[Extracted data Boundary: Start]
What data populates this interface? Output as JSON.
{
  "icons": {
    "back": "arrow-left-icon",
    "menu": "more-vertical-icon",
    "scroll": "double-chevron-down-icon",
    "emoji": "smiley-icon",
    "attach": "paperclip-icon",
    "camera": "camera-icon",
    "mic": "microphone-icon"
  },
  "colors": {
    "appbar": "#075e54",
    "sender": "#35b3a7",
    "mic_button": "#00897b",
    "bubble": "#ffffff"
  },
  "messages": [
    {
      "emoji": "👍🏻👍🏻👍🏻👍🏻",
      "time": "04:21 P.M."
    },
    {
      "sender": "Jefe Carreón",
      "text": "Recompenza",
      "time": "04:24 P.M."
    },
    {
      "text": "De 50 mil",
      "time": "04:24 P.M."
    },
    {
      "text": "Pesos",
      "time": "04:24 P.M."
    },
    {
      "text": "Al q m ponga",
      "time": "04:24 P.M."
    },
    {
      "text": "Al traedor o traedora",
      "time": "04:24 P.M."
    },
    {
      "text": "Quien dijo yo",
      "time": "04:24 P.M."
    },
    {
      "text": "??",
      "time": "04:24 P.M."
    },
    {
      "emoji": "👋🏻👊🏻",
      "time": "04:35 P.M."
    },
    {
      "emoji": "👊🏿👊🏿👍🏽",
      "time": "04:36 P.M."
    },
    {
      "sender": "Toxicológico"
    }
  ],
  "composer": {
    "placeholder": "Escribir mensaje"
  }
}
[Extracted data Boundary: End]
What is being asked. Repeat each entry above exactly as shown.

Response.
What data populates this interface? Output as JSON.
{
  "icons": {
    "back": "arrow-left-icon",
    "menu": "more-vertical-icon",
    "scroll": "double-chevron-down-icon",
    "emoji": "smiley-icon",
    "attach": "paperclip-icon",
    "camera": "camera-icon",
    "mic": "microphone-icon"
  },
  "colors": {
    "appbar": "#075e54",
    "sender": "#35b3a7",
    "mic_button": "#00897b",
    "bubble": "#ffffff"
  },
  "messages": [
    {
      "emoji": "👍🏻👍🏻👍🏻👍🏻",
      "time": "04:21 P.M."
    },
    {
      "sender": "Jefe Carreón",
      "text": "Recompenza",
      "time": "04:24 P.M."
    },
    {
      "text": "De 50 mil",
      "time": "04:24 P.M."
    },
    {
      "text": "Pesos",
      "time": "04:24 P.M."
    },
    {
      "text": "Al q m ponga",
      "time": "04:24 P.M."
    },
    {
      "text": "Al traedor o traedora",
      "time": "04:24 P.M."
    },
    {
      "text": "Quien dijo yo",
      "time": "04:24 P.M."
    },
    {
      "text": "??",
      "time": "04:24 P.M."
    },
    {
      "emoji": "👋🏻👊🏻",
      "time": "04:35 P.M."
    },
    {
      "emoji": "👊🏿👊🏿👍🏽",
      "time": "04:36 P.M."
    },
    {
      "sender": "Toxicológico"
    }
  ],
  "composer": {
    "placeholder": "Escribir mensaje"
  }
}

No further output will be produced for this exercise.